Almost three years ago, one of my mentors, Warren Rustand, spoke to an emerging group of leaders at Acceleration Partners as part of our advanced leadership training workshop. Rustand has built a storied career, serving as chairman or CEO of 17 companies, as a board member for dozens more, and even working in the White House with President Gerald Ford. Rustand generously spent two hours sharing many pearls of wisdom on principled leadership with members of our team.
Rustand’s speech left a big impact on the audience, in many ways. But in the months that followed, it became clear that one thing he said resonated most with the attendees. It related to how they should deploy their time and energy as leaders in their personal and professional lives. He said:
If you don’t control it, why worry about it? Because you don’t control it.
And if you do control it, why worry about it? Because you control it.
Since March 2020, many things have happened that feel completely beyond our control. However, we aren’t always honest with ourselves about where the marking of what we control begins and ends.
For example, let’s pretend you and I get into a minor fender bender one morning. As a grateful and enlightened person, you walk away from the accident feeling lucky the damage wasn’t worse and knowing you have insurance that will cover the costs. You arrive at work with that sense of gratitude, sign a new customer, have several productive meetings with your team and boss and go about your day as if the accident didn’t even happen.
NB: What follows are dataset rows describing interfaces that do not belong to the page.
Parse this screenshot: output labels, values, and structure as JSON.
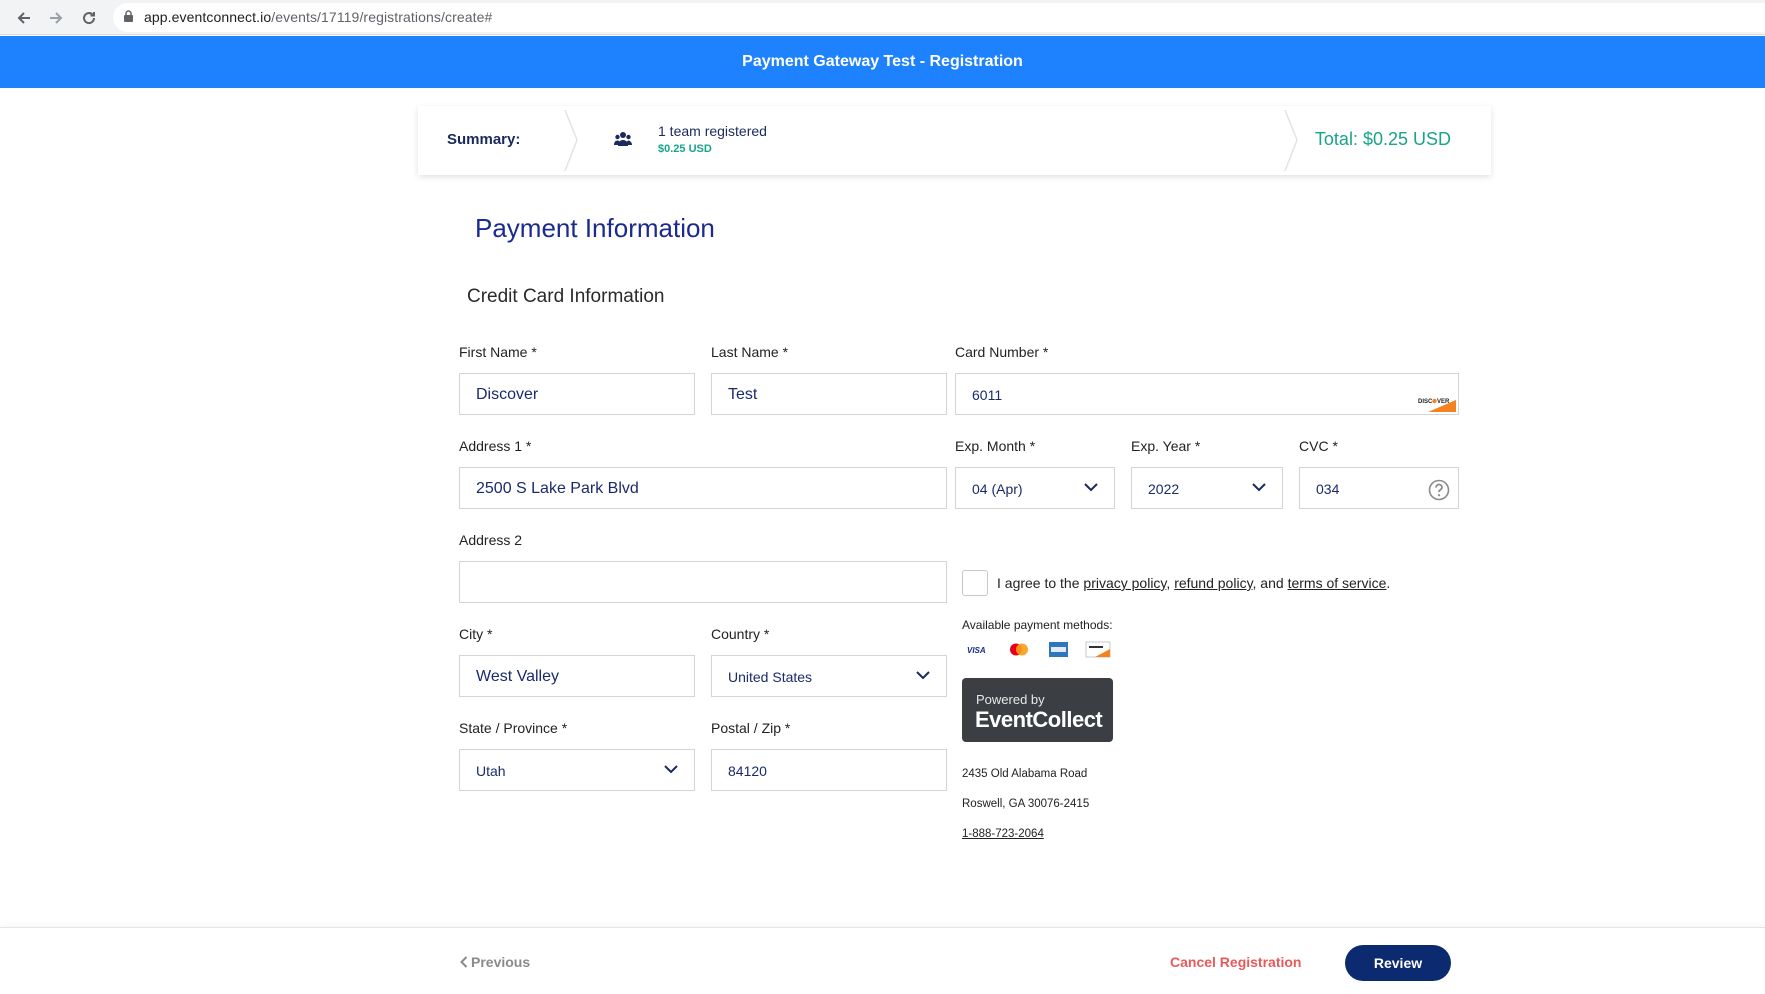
{
  "browser": {
    "url_host": "app.eventconnect.io",
    "url_path": "/events/17119/registrations/create#"
  },
  "header": {
    "title": "Payment Gateway Test - Registration"
  },
  "summary": {
    "label": "Summary:",
    "team_title": "1 team registered",
    "team_price": "$0.25 USD",
    "total": "Total: $0.25 USD"
  },
  "payment": {
    "heading": "Payment Information",
    "subheading": "Credit Card Information"
  },
  "form": {
    "first_name": {
      "label": "First Name *",
      "value": "Discover"
    },
    "last_name": {
      "label": "Last Name *",
      "value": "Test"
    },
    "card_number": {
      "label": "Card Number *",
      "value": "6011"
    },
    "address1": {
      "label": "Address 1 *",
      "value": "2500 S Lake Park Blvd"
    },
    "exp_month": {
      "label": "Exp. Month *",
      "value": "04 (Apr)"
    },
    "exp_year": {
      "label": "Exp. Year *",
      "value": "2022"
    },
    "cvc": {
      "label": "CVC *",
      "value": "034"
    },
    "address2": {
      "label": "Address 2",
      "value": ""
    },
    "city": {
      "label": "City *",
      "value": "West Valley"
    },
    "country": {
      "label": "Country *",
      "value": "United States"
    },
    "state": {
      "label": "State / Province *",
      "value": "Utah"
    },
    "postal": {
      "label": "Postal / Zip *",
      "value": "84120"
    }
  },
  "agreement": {
    "prefix": "I agree to the ",
    "privacy": "privacy policy",
    "comma1": ", ",
    "refund": "refund policy",
    "and": ", and ",
    "terms": "terms of service",
    "suffix": "."
  },
  "payment_methods": {
    "label": "Available payment methods:",
    "icons": [
      "visa-icon",
      "mastercard-icon",
      "amex-icon",
      "discover-icon"
    ]
  },
  "powered_by": {
    "line1": "Powered by",
    "line2": "EventCollect"
  },
  "company": {
    "address1": "2435 Old Alabama Road",
    "address2": "Roswell, GA 30076-2415",
    "phone": "1-888-723-2064"
  },
  "footer": {
    "previous": "Previous",
    "cancel": "Cancel Registration",
    "review": "Review"
  },
  "colors": {
    "header_blue": "#1e82ff",
    "navy": "#0b2a6f",
    "teal": "#1aa38a",
    "cancel_red": "#e85a5a"
  }
}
I, on the other hand, love to play the victim. I am fuming about the accident–it feels like one more thing in my life I don’t need, and that negative attitude stays with me all day. I arrive at work agitated and end up driving away a prospect who senses my frustration and decides not to sign with me. Then, I get into a quarrel with my boss and am short with several colleagues throughout the day.
Neither of us could control getting into the accident in the first place (unless one of us was texting), but we certainly controlled what we did next, and our drastically different responses to the same initial incident resulted in very different outcomes for the rest of the day. This is an example of the value of emotional capacity, one of the four capacities I talk about in my book, Elevate.
A clear impact of emotional capacity is where we draw the line between what we control and what we don’t control. High emotional capacity helps us be resilient in the face of adversity by taking control of our reactions, while people with low emotional capacity more easily fall into helplessness when faced with those same challenges.
Emotional capacity variance is why some companies withdrew during COVID, refusing to change their ways, while others innovated and grew. It’s also why some people focused on themselves with a scarcity mindset and why others took on an abundance mindset and looked to help others.
Even as the pandemic slowly starts to abate in many parts of the world, the mental health impact from the strain of the past 18 months has clearly lowered our collective emotional capacity and ability to manage stress. Most people are understandably finding that they have a lower threshold for what level of stress becomes overwhelming, impacting their well-being.
Given that, it would stand to reason that one of the best ways we can improve our mental health is to give less energy to things that we don’t control and more attention to the things that we do. This means not getting overly emotional about the stock market, our favorite sports team, the weather, other people’s emotions, and other things that are out of our control. Instead, we should focus our time and energy where it matters and makes a difference.
What are you worrying about that you don’t control? How might it feel if you changed your approach?
Quote of The Week
“Grant me the serenity to accept the things I cannot change, the courage to change the things I can, and the wisdom to know the difference.”
– Author Unknown